→ **PROBLEM TO WORK ON**: Locate every line in the records below that holds the word "title" and return each one.

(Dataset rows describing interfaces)

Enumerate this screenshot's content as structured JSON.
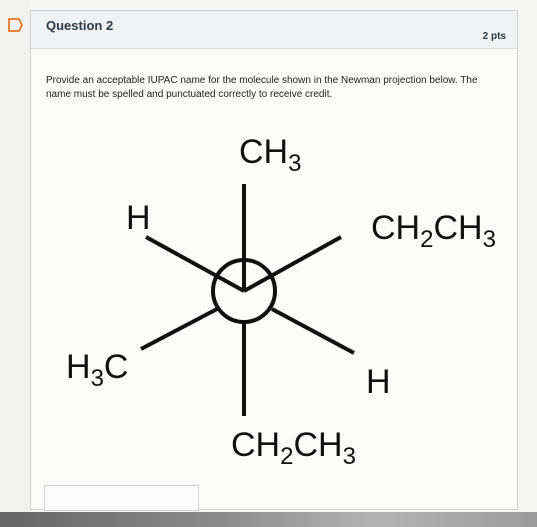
{
  "question": {
    "title": "Question 2",
    "points": "2 pts",
    "prompt": "Provide an acceptable IUPAC name for the molecule shown in the Newman projection below. The name must be spelled and punctuated correctly to receive credit."
  },
  "newman_projection": {
    "front_top": "CH",
    "front_top_sub": "3",
    "front_left": "H",
    "front_right": "CH",
    "front_right_sub1": "2",
    "front_right_mid": "CH",
    "front_right_sub2": "3",
    "back_left": "H",
    "back_left_sub": "3",
    "back_left_c": "C",
    "back_right": "H",
    "bottom": "CH",
    "bottom_sub1": "2",
    "bottom_mid": "CH",
    "bottom_sub2": "3"
  },
  "icons": {
    "flag": "flag-icon"
  },
  "colors": {
    "background": "#f7f7f5",
    "header": "#f1f2f3",
    "text": "#2d3b45",
    "accent": "#e66000"
  },
  "answer": {
    "value": ""
  }
}
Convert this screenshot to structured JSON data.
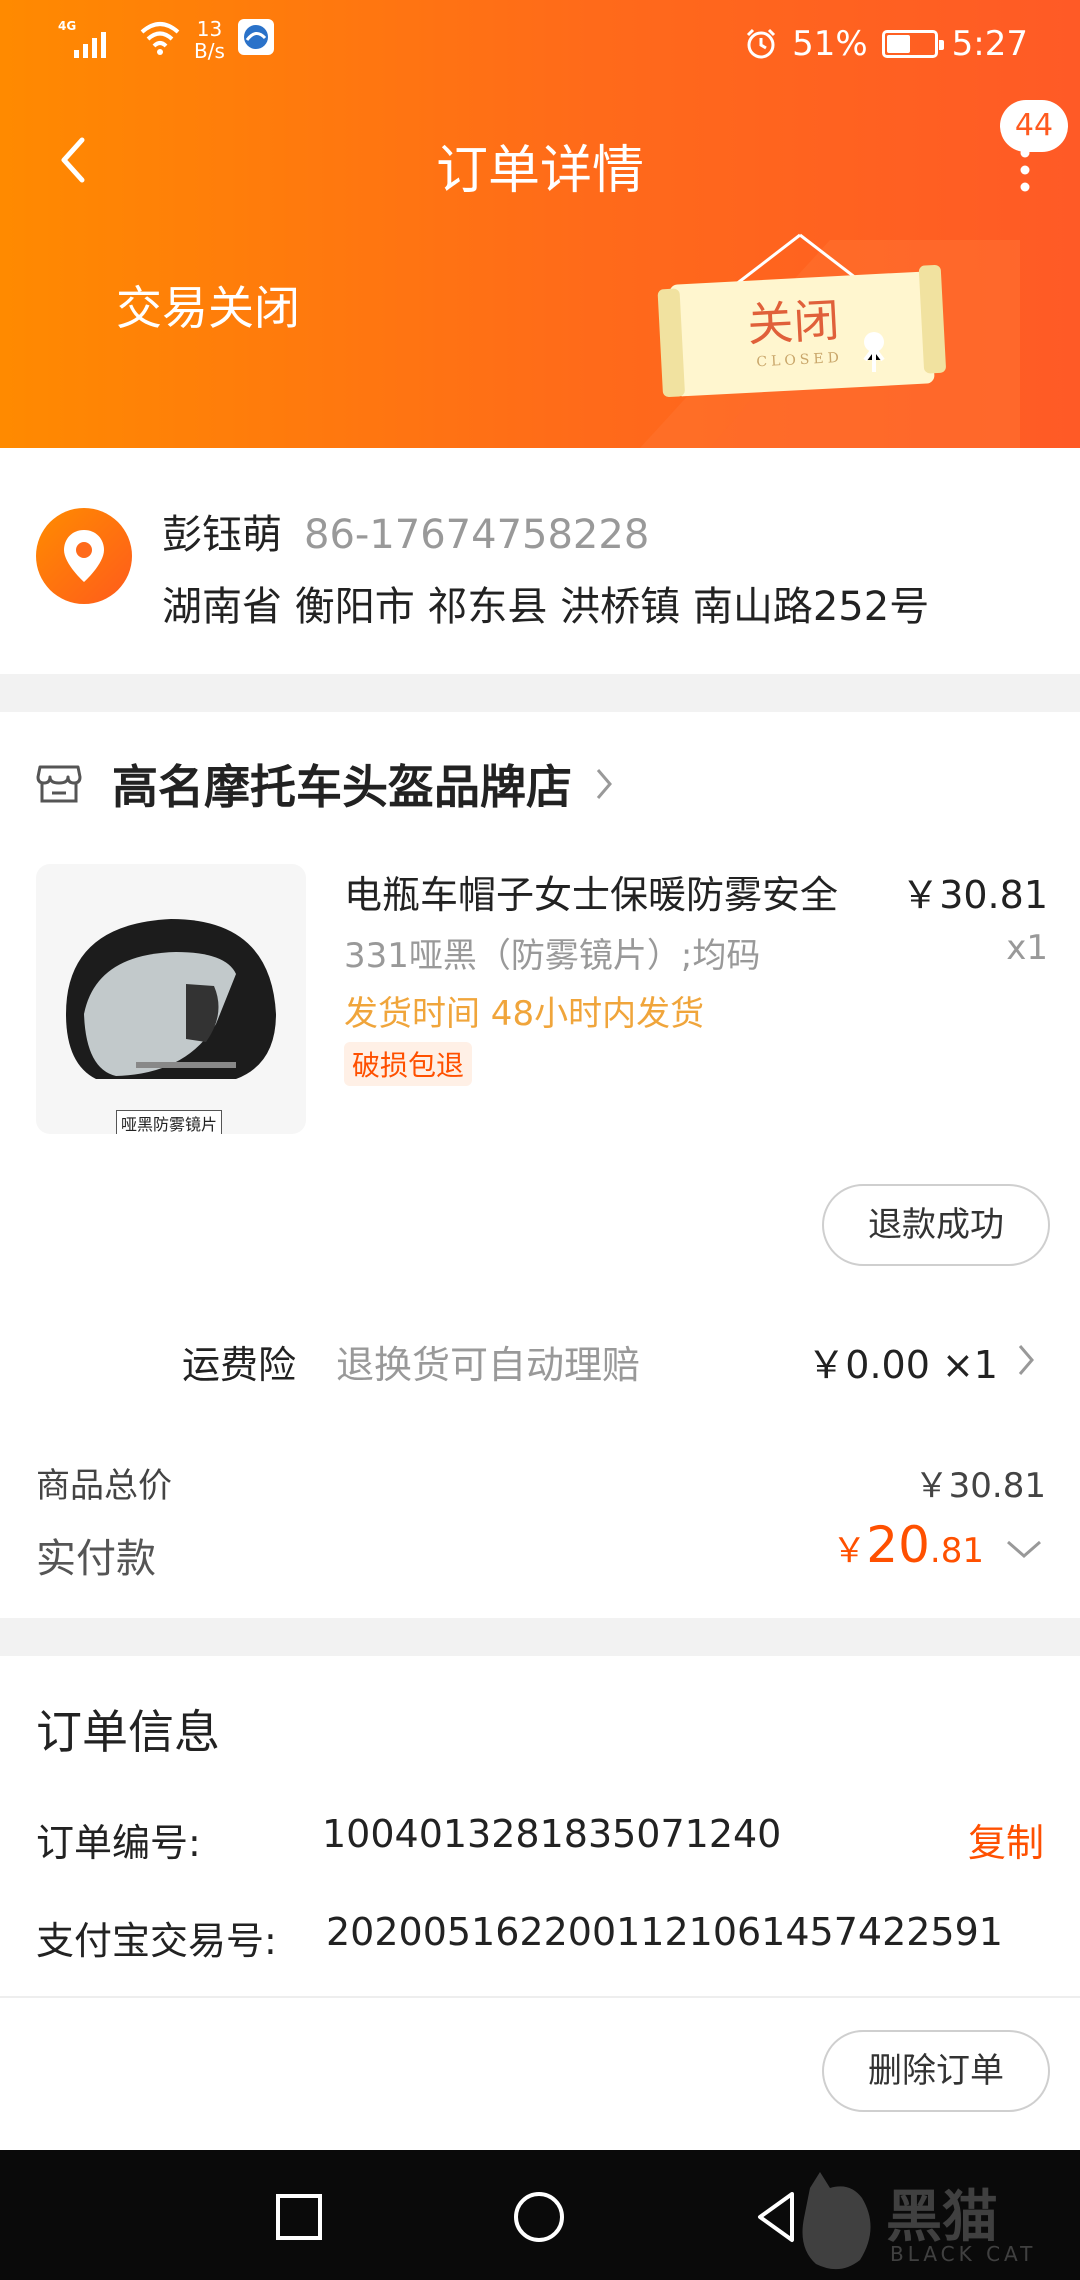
{
  "status_bar": {
    "network": "4G",
    "net_speed_value": "13",
    "net_speed_unit": "B/s",
    "battery": "51%",
    "battery_level": 0.51,
    "time": "5:27"
  },
  "nav": {
    "title": "订单详情",
    "badge_count": "44"
  },
  "status_banner": {
    "text": "交易关闭",
    "sign_text": "关闭",
    "sign_subtext": "CLOSED"
  },
  "address": {
    "name": "彭钰萌",
    "phone": "86-17674758228",
    "detail": "湖南省 衡阳市 祁东县 洪桥镇 南山路252号"
  },
  "shop": {
    "name": "高名摩托车头盔品牌店"
  },
  "product": {
    "title": "电瓶车帽子女士保暖防雾安全",
    "price": "￥30.81",
    "sku": "331哑黑（防雾镜片）;均码",
    "quantity": "x1",
    "ship_time": "发货时间 48小时内发货",
    "tag": "破损包退",
    "image_caption": "哑黑防雾镜片",
    "refund_status": "退款成功"
  },
  "insurance": {
    "label": "运费险",
    "desc": "退换货可自动理赔",
    "price": "￥0.00 ×1"
  },
  "summary": {
    "total_label": "商品总价",
    "total_value": "￥30.81",
    "paid_label": "实付款",
    "paid_symbol": "￥",
    "paid_integer": "20",
    "paid_decimal": ".81"
  },
  "order_info": {
    "title": "订单信息",
    "order_no_label": "订单编号:",
    "order_no": "1004013281835071240",
    "copy": "复制",
    "alipay_label": "支付宝交易号:",
    "alipay_no": "2020051622001121061457422591",
    "delete": "删除订单"
  },
  "watermark": {
    "text": "黑猫",
    "sub": "BLACK CAT"
  },
  "colors": {
    "accent": "#ff5000",
    "header_start": "#ff8a00",
    "header_end": "#ff5a26",
    "ship_time": "#f0a53b"
  },
  "icons": [
    "back-icon",
    "more-icon",
    "location-icon",
    "store-icon",
    "chevron-right-icon",
    "chevron-down-icon",
    "home-square-icon",
    "home-circle-icon",
    "back-triangle-icon"
  ]
}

→ **TASK SOLUTION**:
    "title": "Question 2",
    "title": "订单详情",
    "title": "电瓶车帽子女士保暖防雾安全",
    "title": "订单信息",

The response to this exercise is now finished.